(Input for this task Opens)
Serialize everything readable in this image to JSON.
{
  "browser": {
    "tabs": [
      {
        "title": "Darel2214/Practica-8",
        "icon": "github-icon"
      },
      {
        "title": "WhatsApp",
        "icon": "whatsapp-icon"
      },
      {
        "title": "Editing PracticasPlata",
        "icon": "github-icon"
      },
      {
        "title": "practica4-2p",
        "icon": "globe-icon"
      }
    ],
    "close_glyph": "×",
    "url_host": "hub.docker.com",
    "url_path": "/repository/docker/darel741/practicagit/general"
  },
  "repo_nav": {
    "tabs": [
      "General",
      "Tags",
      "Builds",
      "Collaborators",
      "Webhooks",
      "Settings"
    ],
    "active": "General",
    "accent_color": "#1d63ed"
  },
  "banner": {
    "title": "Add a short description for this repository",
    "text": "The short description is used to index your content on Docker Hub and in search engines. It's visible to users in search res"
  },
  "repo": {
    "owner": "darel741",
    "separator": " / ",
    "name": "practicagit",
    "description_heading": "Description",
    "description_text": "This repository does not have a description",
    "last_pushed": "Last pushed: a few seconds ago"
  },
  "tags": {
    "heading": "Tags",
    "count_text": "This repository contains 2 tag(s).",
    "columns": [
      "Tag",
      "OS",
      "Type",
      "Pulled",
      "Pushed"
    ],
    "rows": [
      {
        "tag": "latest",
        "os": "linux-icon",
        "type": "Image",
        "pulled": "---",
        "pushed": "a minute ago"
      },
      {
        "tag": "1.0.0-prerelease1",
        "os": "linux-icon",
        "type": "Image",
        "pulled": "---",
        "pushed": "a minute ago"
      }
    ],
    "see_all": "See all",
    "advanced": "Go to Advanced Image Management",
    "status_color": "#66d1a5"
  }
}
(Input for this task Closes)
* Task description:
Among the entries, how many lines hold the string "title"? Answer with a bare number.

* Your solution:
5